But dusting off the cobwebs from your existing agency contract does not necessarily mean you should toss that contract in the recycle bin. Rather, your fall cleaning should be a time to review the quality of the work performed, and seriously assess if it’s time to clean house or simply polish and add shine to what may be a dulled relationship.
There are many directions we can go on the topic of agency search but with the “search season” upon us we feel there's more value in looking within before embarking on a time-consuming agency search.
Indeed, one of the most important steps we include in our preliminary search process is reviewing the existing relationship between a client and its current or most recent agency. Too often the underlying reasons the relationship has soured can be attributed to lack of direction, inattentiveness on the part of the client contact, staff changes (on either side), a misstated scope of work, or unanticipated projects that took the agency off-course. Another unfortunate cause we’ve observed is that the budget was never where it needed to be from the get-go and the hours burned were never enough to achieve the required outcome. In other words, like a personal relationship, there’s usually blame on both sides!
Our approach has always been to advise our clients not to abandon ship too quickly. Why lose valuable momentum and an established knowledge base on a new search when it may be better to repair or reengineer an existing agency relationship? While it may require an uncomfortable meeting, you're in the driver's seat and should be able to grab your agency's attention and achieve an outcome best for both parties.

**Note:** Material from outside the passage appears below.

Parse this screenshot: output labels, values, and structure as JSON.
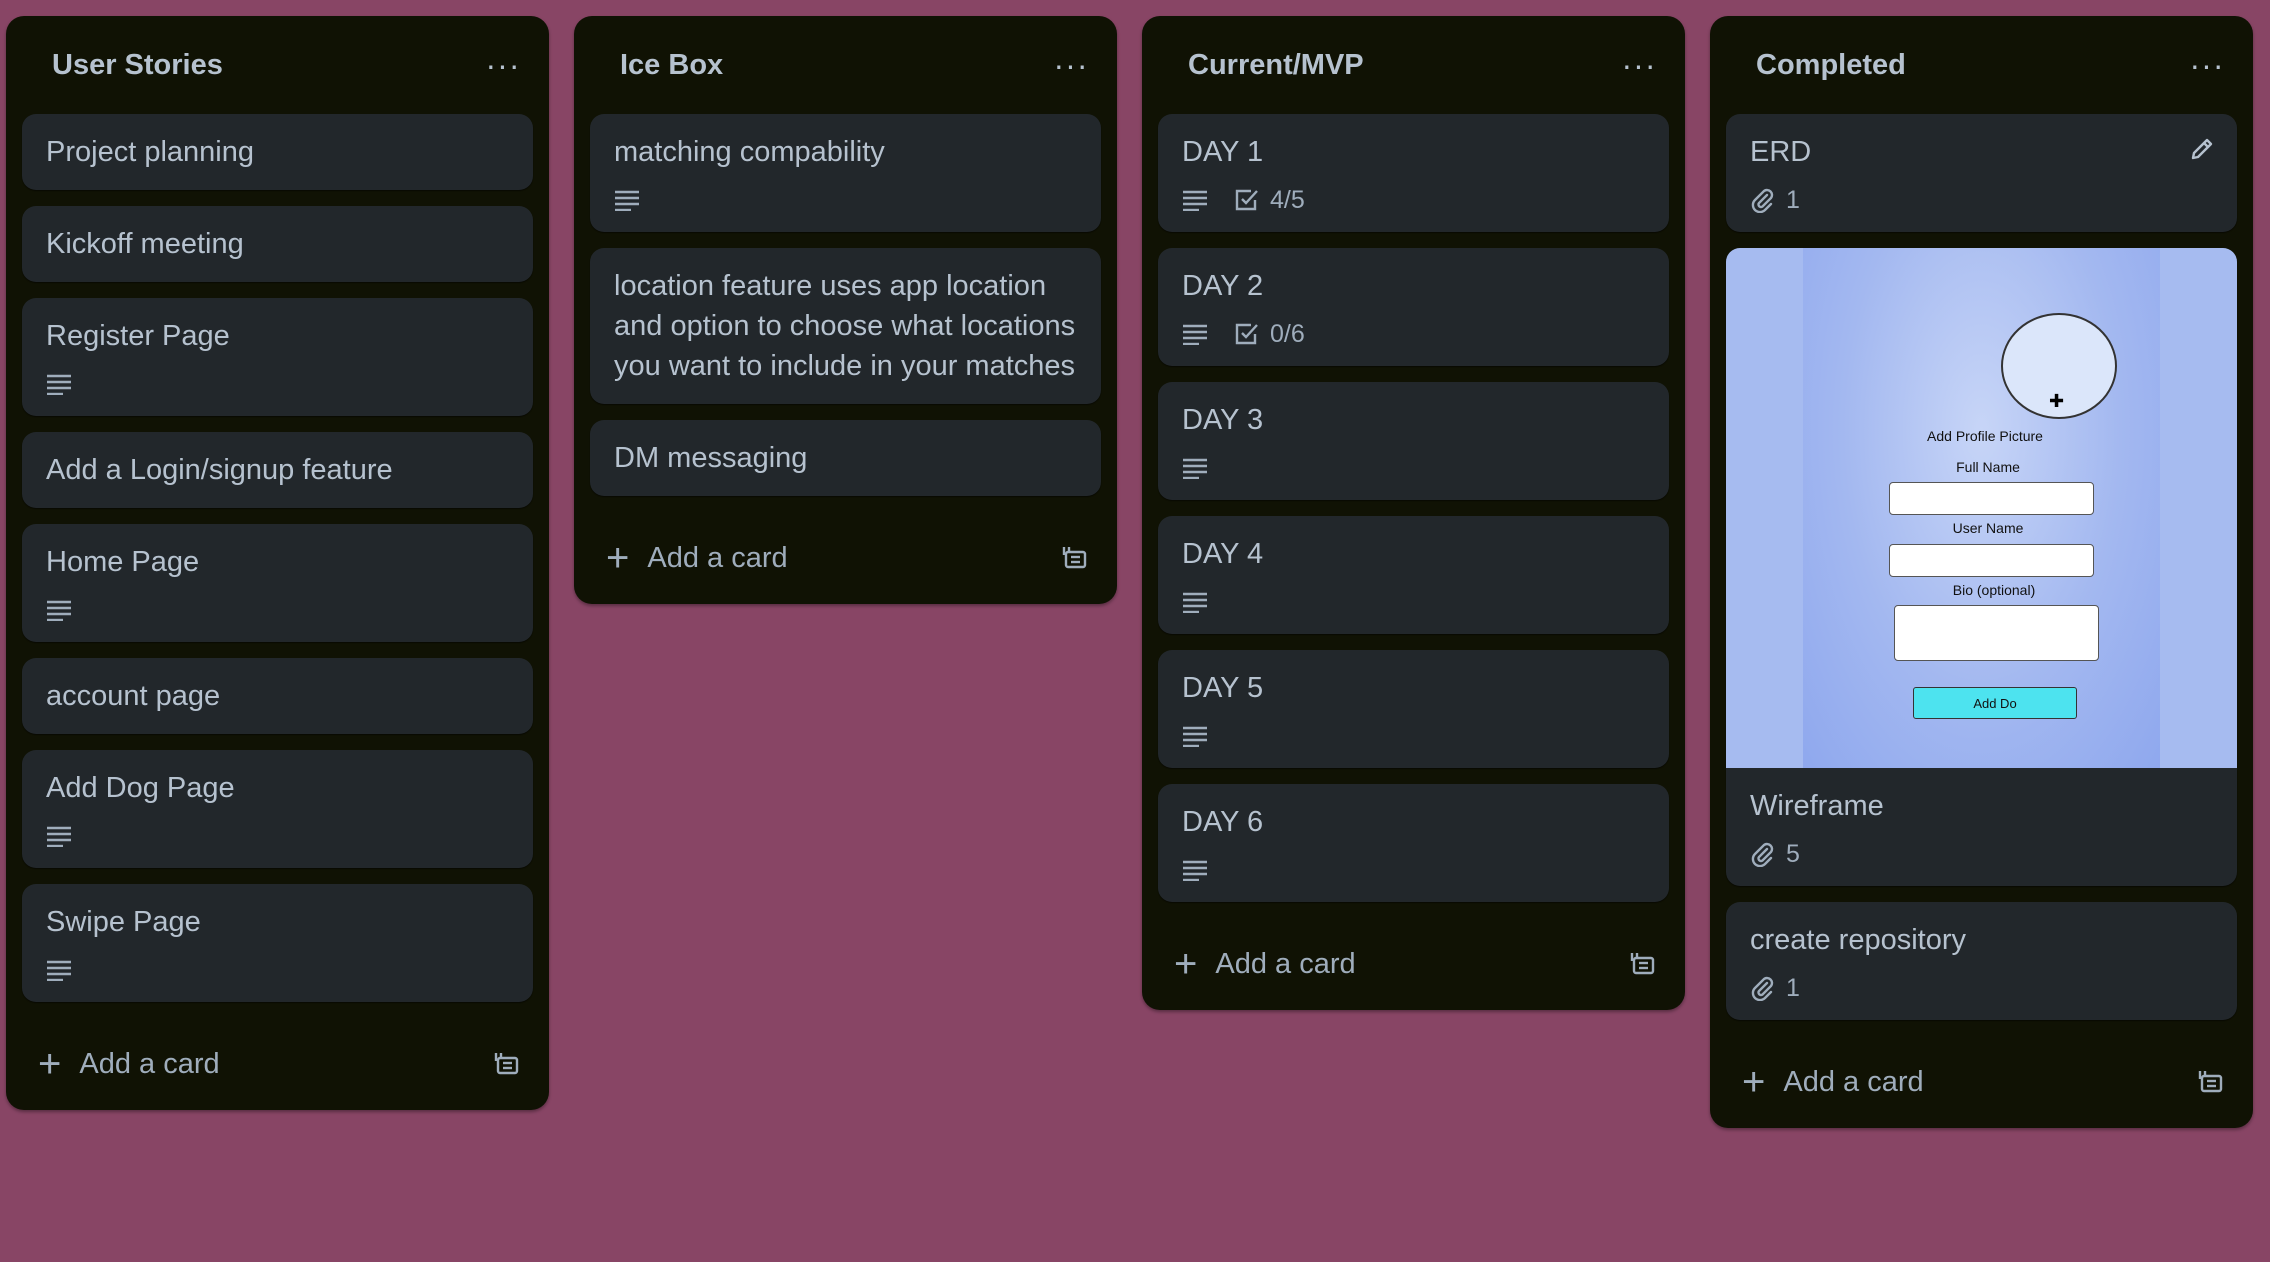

The best agency relationships mature into partnerships with mutually beneficial results. However, any marriage requires work from both sides and shouldn't be abandoned simply because of a few cobwebs or some dust.
- Robert Udowitz